* Task to complete: For each line in the data below that has the word "Progr", copy that line.

* Supplied data:
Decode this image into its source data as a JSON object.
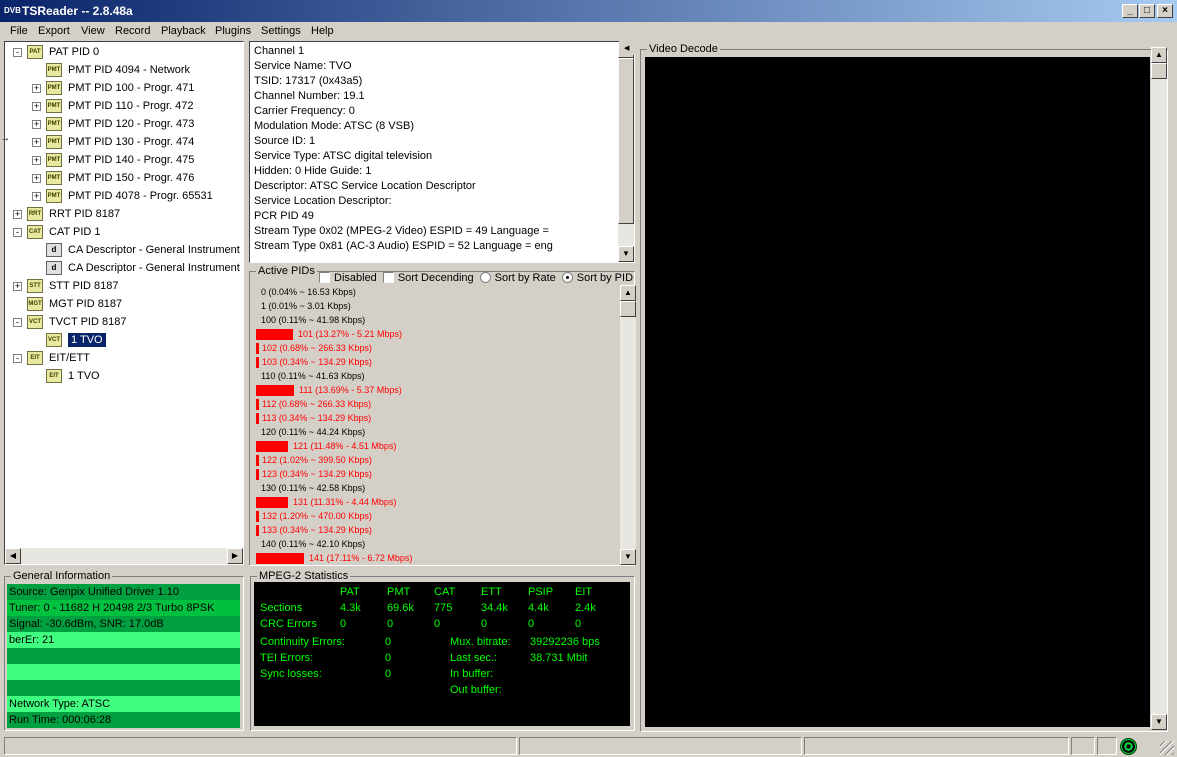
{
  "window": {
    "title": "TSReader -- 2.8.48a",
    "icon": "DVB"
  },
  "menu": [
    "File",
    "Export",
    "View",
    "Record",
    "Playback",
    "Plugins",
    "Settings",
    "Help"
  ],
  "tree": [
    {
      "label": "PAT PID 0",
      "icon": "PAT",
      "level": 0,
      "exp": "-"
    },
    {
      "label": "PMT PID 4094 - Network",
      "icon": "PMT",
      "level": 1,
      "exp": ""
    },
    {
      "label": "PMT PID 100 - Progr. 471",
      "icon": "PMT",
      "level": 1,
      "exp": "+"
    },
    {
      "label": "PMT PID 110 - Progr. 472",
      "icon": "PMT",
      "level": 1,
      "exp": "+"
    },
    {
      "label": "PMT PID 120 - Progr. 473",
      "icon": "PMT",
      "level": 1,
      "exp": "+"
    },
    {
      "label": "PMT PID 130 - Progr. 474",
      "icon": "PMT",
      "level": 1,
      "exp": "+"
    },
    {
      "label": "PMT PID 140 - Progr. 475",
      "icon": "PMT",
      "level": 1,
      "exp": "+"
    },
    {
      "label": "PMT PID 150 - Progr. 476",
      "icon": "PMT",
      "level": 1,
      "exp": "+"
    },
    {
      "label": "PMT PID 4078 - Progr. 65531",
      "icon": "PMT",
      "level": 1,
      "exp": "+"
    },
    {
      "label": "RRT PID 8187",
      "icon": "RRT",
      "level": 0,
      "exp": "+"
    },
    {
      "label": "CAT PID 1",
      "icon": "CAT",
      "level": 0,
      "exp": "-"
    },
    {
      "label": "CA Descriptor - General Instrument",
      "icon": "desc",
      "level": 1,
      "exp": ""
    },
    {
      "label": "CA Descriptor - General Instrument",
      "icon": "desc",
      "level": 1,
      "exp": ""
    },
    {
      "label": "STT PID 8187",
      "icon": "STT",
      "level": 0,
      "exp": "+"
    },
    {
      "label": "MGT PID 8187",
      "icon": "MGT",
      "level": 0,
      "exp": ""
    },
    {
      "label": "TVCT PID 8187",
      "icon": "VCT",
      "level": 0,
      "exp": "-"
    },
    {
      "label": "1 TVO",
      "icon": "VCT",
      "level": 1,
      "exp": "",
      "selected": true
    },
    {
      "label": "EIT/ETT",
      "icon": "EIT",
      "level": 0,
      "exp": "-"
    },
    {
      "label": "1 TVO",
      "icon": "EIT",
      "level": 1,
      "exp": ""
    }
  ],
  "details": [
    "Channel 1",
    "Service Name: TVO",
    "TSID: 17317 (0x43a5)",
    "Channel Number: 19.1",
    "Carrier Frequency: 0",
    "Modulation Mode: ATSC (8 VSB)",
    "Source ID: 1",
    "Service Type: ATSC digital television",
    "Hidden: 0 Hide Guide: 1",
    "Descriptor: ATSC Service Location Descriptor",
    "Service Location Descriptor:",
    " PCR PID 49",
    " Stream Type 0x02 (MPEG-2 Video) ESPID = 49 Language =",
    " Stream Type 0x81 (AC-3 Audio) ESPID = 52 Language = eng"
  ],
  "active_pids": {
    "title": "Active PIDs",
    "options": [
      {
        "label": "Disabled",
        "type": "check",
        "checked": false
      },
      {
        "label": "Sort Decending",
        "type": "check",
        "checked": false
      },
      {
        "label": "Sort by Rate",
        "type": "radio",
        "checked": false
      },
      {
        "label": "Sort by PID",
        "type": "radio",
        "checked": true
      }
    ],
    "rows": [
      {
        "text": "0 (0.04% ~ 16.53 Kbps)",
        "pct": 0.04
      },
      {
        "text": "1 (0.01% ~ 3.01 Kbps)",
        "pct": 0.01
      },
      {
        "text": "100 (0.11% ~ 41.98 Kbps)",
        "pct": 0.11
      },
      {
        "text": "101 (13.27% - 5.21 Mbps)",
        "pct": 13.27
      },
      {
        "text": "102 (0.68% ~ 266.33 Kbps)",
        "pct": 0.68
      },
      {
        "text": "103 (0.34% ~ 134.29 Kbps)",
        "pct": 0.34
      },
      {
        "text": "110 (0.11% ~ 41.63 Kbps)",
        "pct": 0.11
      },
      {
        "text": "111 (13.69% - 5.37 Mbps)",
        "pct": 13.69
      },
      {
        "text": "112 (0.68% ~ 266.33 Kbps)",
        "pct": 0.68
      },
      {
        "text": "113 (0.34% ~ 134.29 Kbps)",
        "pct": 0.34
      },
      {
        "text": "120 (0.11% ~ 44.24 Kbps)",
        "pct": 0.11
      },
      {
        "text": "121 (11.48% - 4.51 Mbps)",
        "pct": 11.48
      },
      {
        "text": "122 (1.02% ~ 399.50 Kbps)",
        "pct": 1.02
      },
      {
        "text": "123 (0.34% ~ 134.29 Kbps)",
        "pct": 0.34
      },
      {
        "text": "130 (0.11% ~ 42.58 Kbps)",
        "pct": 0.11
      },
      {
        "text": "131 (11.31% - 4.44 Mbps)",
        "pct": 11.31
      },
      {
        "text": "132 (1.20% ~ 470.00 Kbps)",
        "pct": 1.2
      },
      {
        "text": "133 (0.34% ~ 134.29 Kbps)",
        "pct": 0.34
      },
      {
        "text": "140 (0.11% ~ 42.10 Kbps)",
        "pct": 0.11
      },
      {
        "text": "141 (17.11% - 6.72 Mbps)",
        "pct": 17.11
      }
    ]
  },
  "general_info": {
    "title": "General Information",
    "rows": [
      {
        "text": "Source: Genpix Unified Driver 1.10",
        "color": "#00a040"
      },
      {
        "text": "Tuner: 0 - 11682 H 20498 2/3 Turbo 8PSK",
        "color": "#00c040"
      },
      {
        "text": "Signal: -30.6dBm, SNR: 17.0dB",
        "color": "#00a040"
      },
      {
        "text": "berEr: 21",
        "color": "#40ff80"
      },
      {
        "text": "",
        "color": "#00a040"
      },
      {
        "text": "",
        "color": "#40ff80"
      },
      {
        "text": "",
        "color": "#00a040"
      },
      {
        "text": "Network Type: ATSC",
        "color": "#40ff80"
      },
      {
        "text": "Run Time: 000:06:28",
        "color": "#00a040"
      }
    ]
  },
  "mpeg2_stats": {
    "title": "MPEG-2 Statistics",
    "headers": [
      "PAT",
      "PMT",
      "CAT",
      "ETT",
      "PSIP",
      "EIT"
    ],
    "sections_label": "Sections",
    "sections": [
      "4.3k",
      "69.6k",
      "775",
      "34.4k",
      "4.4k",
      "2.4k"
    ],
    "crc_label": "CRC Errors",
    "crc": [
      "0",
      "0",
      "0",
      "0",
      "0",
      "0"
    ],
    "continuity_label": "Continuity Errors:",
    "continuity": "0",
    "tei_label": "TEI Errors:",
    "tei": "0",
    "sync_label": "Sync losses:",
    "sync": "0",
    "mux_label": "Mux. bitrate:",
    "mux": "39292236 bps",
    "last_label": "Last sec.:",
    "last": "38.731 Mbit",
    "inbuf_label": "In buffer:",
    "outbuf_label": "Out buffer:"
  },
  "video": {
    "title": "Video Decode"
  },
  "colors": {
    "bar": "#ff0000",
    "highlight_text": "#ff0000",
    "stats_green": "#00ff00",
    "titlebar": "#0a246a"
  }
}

* Written response:
      "label": "PMT PID 100 - Progr. 471",
      "label": "PMT PID 110 - Progr. 472",
      "label": "PMT PID 120 - Progr. 473",
      "label": "PMT PID 130 - Progr. 474",
      "label": "PMT PID 140 - Progr. 475",
      "label": "PMT PID 150 - Progr. 476",
      "label": "PMT PID 4078 - Progr. 65531",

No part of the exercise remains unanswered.